> WHAT YOU SHOULD DO: Gather every line below where "Data" appears.
○ ○ ○ ○ ○
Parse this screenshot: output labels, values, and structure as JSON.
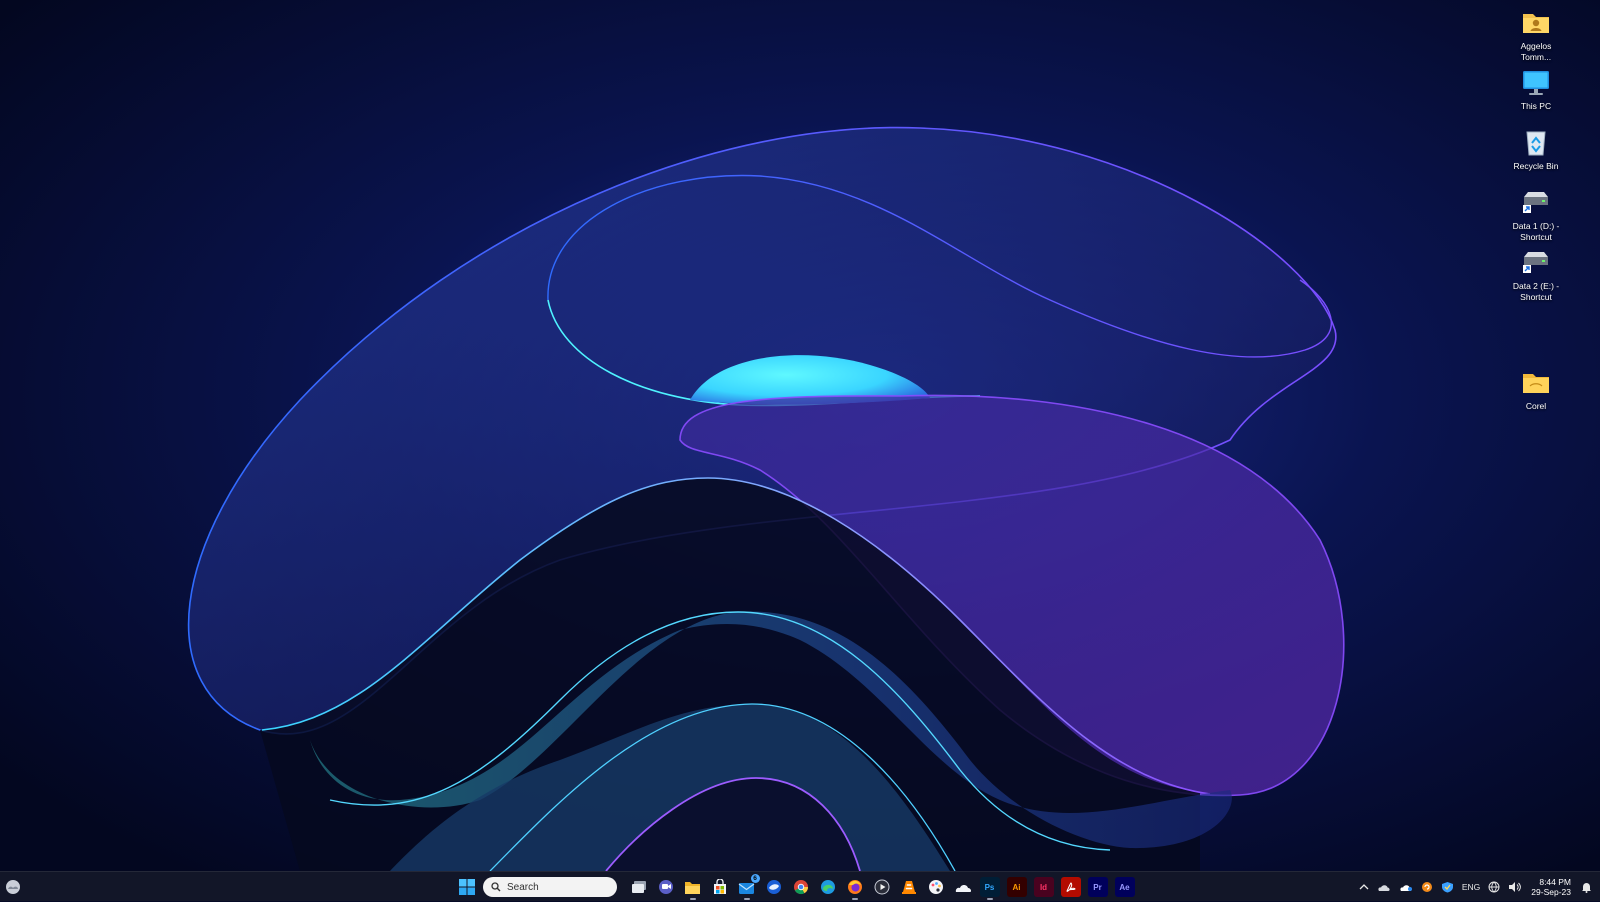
{
  "desktop": {
    "icons": [
      {
        "label": "Aggelos Tomm...",
        "icon": "user-folder-icon"
      },
      {
        "label": "This PC",
        "icon": "monitor-icon"
      },
      {
        "label": "Recycle Bin",
        "icon": "recycle-bin-icon"
      },
      {
        "label": "Data 1 (D:) - Shortcut",
        "icon": "drive-shortcut-icon"
      },
      {
        "label": "Data 2 (E:) - Shortcut",
        "icon": "drive-shortcut-icon"
      },
      {
        "label": "Corel",
        "icon": "folder-icon"
      }
    ]
  },
  "taskbar": {
    "search_placeholder": "Search",
    "mail_badge": "6",
    "pinned": [
      {
        "name": "task-view",
        "icon": "task-view-icon"
      },
      {
        "name": "teams-chat",
        "icon": "chat-icon"
      },
      {
        "name": "file-explorer",
        "icon": "folder-icon"
      },
      {
        "name": "microsoft-store",
        "icon": "store-icon"
      },
      {
        "name": "mail",
        "icon": "mail-icon"
      },
      {
        "name": "thunderbird",
        "icon": "thunderbird-icon"
      },
      {
        "name": "chrome",
        "icon": "chrome-icon"
      },
      {
        "name": "edge",
        "icon": "edge-icon"
      },
      {
        "name": "firefox",
        "icon": "firefox-icon"
      },
      {
        "name": "media-player",
        "icon": "media-player-icon"
      },
      {
        "name": "vlc",
        "icon": "vlc-icon"
      },
      {
        "name": "paint-app",
        "icon": "palette-icon"
      },
      {
        "name": "cloud-app",
        "icon": "cloud-icon"
      }
    ],
    "adobe_apps": [
      {
        "label": "Ps",
        "name": "photoshop",
        "bg": "#001e36",
        "fg": "#31a8ff"
      },
      {
        "label": "Ai",
        "name": "illustrator",
        "bg": "#330000",
        "fg": "#ff9a00"
      },
      {
        "label": "Id",
        "name": "indesign",
        "bg": "#49021f",
        "fg": "#ff3366"
      },
      {
        "label": "",
        "name": "acrobat",
        "bg": "#b30b00",
        "fg": "#ffffff"
      },
      {
        "label": "Pr",
        "name": "premiere",
        "bg": "#00005b",
        "fg": "#9999ff"
      },
      {
        "label": "Ae",
        "name": "after-effects",
        "bg": "#00005b",
        "fg": "#9999ff"
      }
    ],
    "tray": {
      "language": "ENG",
      "time": "8:44 PM",
      "date": "29-Sep-23"
    }
  },
  "colors": {
    "background": "#050a26",
    "taskbar": "#141828",
    "accent_cyan": "#4ff3ff",
    "accent_violet": "#8a4dff"
  }
}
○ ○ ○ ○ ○
> TASK ANSWER:
        "label": "Data 1 (D:) - Shortcut",
        "label": "Data 2 (E:) - Shortcut",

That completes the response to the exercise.